- _Assignment_: Please return the records below exactly as they stand.

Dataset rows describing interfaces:

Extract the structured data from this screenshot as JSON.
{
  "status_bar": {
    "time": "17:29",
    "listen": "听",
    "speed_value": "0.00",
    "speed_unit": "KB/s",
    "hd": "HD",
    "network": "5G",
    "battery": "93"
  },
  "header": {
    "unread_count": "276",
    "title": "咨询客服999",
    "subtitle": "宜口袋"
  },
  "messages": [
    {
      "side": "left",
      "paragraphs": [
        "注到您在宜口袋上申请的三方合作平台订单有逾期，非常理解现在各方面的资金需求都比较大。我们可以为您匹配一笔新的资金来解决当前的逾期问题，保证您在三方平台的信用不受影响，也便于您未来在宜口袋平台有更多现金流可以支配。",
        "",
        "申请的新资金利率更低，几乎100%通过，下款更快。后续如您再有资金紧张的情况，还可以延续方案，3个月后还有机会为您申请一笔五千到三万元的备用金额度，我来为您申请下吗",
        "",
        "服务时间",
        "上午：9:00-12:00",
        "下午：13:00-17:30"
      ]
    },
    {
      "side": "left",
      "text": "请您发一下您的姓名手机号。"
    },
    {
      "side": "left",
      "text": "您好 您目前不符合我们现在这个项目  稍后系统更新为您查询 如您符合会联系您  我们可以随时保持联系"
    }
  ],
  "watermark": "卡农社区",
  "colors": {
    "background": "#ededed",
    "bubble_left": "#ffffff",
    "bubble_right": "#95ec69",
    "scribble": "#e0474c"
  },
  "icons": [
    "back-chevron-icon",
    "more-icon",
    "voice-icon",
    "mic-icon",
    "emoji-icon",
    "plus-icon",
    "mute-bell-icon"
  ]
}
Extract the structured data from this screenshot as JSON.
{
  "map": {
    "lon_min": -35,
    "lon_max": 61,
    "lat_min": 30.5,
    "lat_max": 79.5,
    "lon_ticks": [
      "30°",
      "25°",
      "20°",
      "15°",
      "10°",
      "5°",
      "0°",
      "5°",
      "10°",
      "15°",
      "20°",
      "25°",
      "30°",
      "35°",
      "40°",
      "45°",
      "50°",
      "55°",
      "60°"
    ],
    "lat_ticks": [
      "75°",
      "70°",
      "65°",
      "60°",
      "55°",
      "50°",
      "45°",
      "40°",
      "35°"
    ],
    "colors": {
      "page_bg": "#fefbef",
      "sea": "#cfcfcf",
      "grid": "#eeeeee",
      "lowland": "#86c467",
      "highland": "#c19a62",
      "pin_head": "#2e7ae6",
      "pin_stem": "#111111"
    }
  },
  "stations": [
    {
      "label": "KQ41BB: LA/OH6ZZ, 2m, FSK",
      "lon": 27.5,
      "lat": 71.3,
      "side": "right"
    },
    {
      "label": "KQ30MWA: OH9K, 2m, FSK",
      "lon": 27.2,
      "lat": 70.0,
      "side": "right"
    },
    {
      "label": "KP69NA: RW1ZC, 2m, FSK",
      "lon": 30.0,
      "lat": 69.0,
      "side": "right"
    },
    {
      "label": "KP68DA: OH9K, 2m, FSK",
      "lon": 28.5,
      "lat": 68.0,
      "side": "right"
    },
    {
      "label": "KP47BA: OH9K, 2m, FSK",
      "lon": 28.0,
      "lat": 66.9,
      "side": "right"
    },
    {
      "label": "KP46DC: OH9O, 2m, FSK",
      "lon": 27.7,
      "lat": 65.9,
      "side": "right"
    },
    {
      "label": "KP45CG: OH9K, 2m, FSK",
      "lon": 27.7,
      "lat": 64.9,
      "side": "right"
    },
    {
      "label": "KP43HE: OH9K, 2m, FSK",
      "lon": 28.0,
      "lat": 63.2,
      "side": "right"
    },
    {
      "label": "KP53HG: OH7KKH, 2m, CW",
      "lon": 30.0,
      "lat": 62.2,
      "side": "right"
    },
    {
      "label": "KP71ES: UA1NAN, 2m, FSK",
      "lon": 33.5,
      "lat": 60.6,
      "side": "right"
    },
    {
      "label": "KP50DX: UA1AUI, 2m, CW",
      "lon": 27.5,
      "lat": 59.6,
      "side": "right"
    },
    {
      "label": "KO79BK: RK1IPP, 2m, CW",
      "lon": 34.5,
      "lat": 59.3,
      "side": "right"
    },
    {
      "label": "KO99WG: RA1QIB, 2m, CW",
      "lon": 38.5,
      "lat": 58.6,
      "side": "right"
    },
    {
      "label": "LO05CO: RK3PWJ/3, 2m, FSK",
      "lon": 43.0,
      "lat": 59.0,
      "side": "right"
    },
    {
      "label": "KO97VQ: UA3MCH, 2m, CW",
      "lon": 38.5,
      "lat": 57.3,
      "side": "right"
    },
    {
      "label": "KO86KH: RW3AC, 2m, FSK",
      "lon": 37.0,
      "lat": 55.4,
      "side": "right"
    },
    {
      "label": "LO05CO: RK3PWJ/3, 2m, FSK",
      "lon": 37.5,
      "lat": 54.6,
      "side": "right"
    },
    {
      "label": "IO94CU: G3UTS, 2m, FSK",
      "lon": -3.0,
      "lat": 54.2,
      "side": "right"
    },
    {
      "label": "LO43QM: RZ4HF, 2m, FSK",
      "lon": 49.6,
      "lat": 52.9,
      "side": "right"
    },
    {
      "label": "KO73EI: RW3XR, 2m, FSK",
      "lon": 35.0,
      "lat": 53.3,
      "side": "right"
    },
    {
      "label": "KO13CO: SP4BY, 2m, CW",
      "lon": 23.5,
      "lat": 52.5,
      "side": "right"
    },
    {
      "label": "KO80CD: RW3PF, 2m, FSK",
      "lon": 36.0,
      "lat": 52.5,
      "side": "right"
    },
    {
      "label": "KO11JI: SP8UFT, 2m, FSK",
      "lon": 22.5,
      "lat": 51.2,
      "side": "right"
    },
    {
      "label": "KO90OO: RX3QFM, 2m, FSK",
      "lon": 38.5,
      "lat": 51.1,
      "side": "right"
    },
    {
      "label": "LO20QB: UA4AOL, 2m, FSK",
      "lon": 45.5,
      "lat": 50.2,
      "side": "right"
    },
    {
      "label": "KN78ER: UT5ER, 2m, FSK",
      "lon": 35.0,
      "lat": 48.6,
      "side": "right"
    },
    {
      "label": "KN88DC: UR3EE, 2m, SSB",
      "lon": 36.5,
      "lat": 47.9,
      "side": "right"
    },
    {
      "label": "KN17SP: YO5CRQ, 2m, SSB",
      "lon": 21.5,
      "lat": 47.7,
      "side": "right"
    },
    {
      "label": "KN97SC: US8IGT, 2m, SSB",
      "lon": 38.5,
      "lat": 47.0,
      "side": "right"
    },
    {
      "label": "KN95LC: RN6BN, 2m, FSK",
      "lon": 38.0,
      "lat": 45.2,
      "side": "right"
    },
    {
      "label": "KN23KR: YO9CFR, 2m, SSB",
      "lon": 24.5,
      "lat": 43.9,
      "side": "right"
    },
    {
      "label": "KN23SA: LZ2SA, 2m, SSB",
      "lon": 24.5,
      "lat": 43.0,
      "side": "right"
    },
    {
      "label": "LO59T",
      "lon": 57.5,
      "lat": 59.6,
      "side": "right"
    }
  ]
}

- _Exercise answer_:
Extract the structured data from this screenshot as JSON.
{
  "status_bar": {
    "time": "17:29",
    "listen": "听",
    "speed_value": "0.00",
    "speed_unit": "KB/s",
    "hd": "HD",
    "network": "5G",
    "battery": "93"
  },
  "header": {
    "unread_count": "276",
    "title": "咨询客服999",
    "subtitle": "宜口袋"
  },
  "messages": [
    {
      "side": "left",
      "paragraphs": [
        "注到您在宜口袋上申请的三方合作平台订单有逾期，非常理解现在各方面的资金需求都比较大。我们可以为您匹配一笔新的资金来解决当前的逾期问题，保证您在三方平台的信用不受影响，也便于您未来在宜口袋平台有更多现金流可以支配。",
        "",
        "申请的新资金利率更低，几乎100%通过，下款更快。后续如您再有资金紧张的情况，还可以延续方案，3个月后还有机会为您申请一笔五千到三万元的备用金额度，我来为您申请下吗",
        "",
        "服务时间",
        "上午：9:00-12:00",
        "下午：13:00-17:30"
      ]
    },
    {
      "side": "left",
      "text": "请您发一下您的姓名手机号。"
    },
    {
      "side": "left",
      "text": "您好 您目前不符合我们现在这个项目  稍后系统更新为您查询 如您符合会联系您  我们可以随时保持联系"
    }
  ],
  "watermark": "卡农社区",
  "colors": {
    "background": "#ededed",
    "bubble_left": "#ffffff",
    "bubble_right": "#95ec69",
    "scribble": "#e0474c"
  },
  "icons": [
    "back-chevron-icon",
    "more-icon",
    "voice-icon",
    "mic-icon",
    "emoji-icon",
    "plus-icon",
    "mute-bell-icon"
  ]
}
Extract the structured data from this screenshot as JSON.
{
  "map": {
    "lon_min": -35,
    "lon_max": 61,
    "lat_min": 30.5,
    "lat_max": 79.5,
    "lon_ticks": [
      "30°",
      "25°",
      "20°",
      "15°",
      "10°",
      "5°",
      "0°",
      "5°",
      "10°",
      "15°",
      "20°",
      "25°",
      "30°",
      "35°",
      "40°",
      "45°",
      "50°",
      "55°",
      "60°"
    ],
    "lat_ticks": [
      "75°",
      "70°",
      "65°",
      "60°",
      "55°",
      "50°",
      "45°",
      "40°",
      "35°"
    ],
    "colors": {
      "page_bg": "#fefbef",
      "sea": "#cfcfcf",
      "grid": "#eeeeee",
      "lowland": "#86c467",
      "highland": "#c19a62",
      "pin_head": "#2e7ae6",
      "pin_stem": "#111111"
    }
  },
  "stations": [
    {
      "label": "KQ41BB: LA/OH6ZZ, 2m, FSK",
      "lon": 27.5,
      "lat": 71.3,
      "side": "right"
    },
    {
      "label": "KQ30MWA: OH9K, 2m, FSK",
      "lon": 27.2,
      "lat": 70.0,
      "side": "right"
    },
    {
      "label": "KP69NA: RW1ZC, 2m, FSK",
      "lon": 30.0,
      "lat": 69.0,
      "side": "right"
    },
    {
      "label": "KP68DA: OH9K, 2m, FSK",
      "lon": 28.5,
      "lat": 68.0,
      "side": "right"
    },
    {
      "label": "KP47BA: OH9K, 2m, FSK",
      "lon": 28.0,
      "lat": 66.9,
      "side": "right"
    },
    {
      "label": "KP46DC: OH9O, 2m, FSK",
      "lon": 27.7,
      "lat": 65.9,
      "side": "right"
    },
    {
      "label": "KP45CG: OH9K, 2m, FSK",
      "lon": 27.7,
      "lat": 64.9,
      "side": "right"
    },
    {
      "label": "KP43HE: OH9K, 2m, FSK",
      "lon": 28.0,
      "lat": 63.2,
      "side": "right"
    },
    {
      "label": "KP53HG: OH7KKH, 2m, CW",
      "lon": 30.0,
      "lat": 62.2,
      "side": "right"
    },
    {
      "label": "KP71ES: UA1NAN, 2m, FSK",
      "lon": 33.5,
      "lat": 60.6,
      "side": "right"
    },
    {
      "label": "KP50DX: UA1AUI, 2m, CW",
      "lon": 27.5,
      "lat": 59.6,
      "side": "right"
    },
    {
      "label": "KO79BK: RK1IPP, 2m, CW",
      "lon": 34.5,
      "lat": 59.3,
      "side": "right"
    },
    {
      "label": "KO99WG: RA1QIB, 2m, CW",
      "lon": 38.5,
      "lat": 58.6,
      "side": "right"
    },
    {
      "label": "LO05CO: RK3PWJ/3, 2m, FSK",
      "lon": 43.0,
      "lat": 59.0,
      "side": "right"
    },
    {
      "label": "KO97VQ: UA3MCH, 2m, CW",
      "lon": 38.5,
      "lat": 57.3,
      "side": "right"
    },
    {
      "label": "KO86KH: RW3AC, 2m, FSK",
      "lon": 37.0,
      "lat": 55.4,
      "side": "right"
    },
    {
      "label": "LO05CO: RK3PWJ/3, 2m, FSK",
      "lon": 37.5,
      "lat": 54.6,
      "side": "right"
    },
    {
      "label": "IO94CU: G3UTS, 2m, FSK",
      "lon": -3.0,
      "lat": 54.2,
      "side": "right"
    },
    {
      "label": "LO43QM: RZ4HF, 2m, FSK",
      "lon": 49.6,
      "lat": 52.9,
      "side": "right"
    },
    {
      "label": "KO73EI: RW3XR, 2m, FSK",
      "lon": 35.0,
      "lat": 53.3,
      "side": "right"
    },
    {
      "label": "KO13CO: SP4BY, 2m, CW",
      "lon": 23.5,
      "lat": 52.5,
      "side": "right"
    },
    {
      "label": "KO80CD: RW3PF, 2m, FSK",
      "lon": 36.0,
      "lat": 52.5,
      "side": "right"
    },
    {
      "label": "KO11JI: SP8UFT, 2m, FSK",
      "lon": 22.5,
      "lat": 51.2,
      "side": "right"
    },
    {
      "label": "KO90OO: RX3QFM, 2m, FSK",
      "lon": 38.5,
      "lat": 51.1,
      "side": "right"
    },
    {
      "label": "LO20QB: UA4AOL, 2m, FSK",
      "lon": 45.5,
      "lat": 50.2,
      "side": "right"
    },
    {
      "label": "KN78ER: UT5ER, 2m, FSK",
      "lon": 35.0,
      "lat": 48.6,
      "side": "right"
    },
    {
      "label": "KN88DC: UR3EE, 2m, SSB",
      "lon": 36.5,
      "lat": 47.9,
      "side": "right"
    },
    {
      "label": "KN17SP: YO5CRQ, 2m, SSB",
      "lon": 21.5,
      "lat": 47.7,
      "side": "right"
    },
    {
      "label": "KN97SC: US8IGT, 2m, SSB",
      "lon": 38.5,
      "lat": 47.0,
      "side": "right"
    },
    {
      "label": "KN95LC: RN6BN, 2m, FSK",
      "lon": 38.0,
      "lat": 45.2,
      "side": "right"
    },
    {
      "label": "KN23KR: YO9CFR, 2m, SSB",
      "lon": 24.5,
      "lat": 43.9,
      "side": "right"
    },
    {
      "label": "KN23SA: LZ2SA, 2m, SSB",
      "lon": 24.5,
      "lat": 43.0,
      "side": "right"
    },
    {
      "label": "LO59T",
      "lon": 57.5,
      "lat": 59.6,
      "side": "right"
    }
  ]
}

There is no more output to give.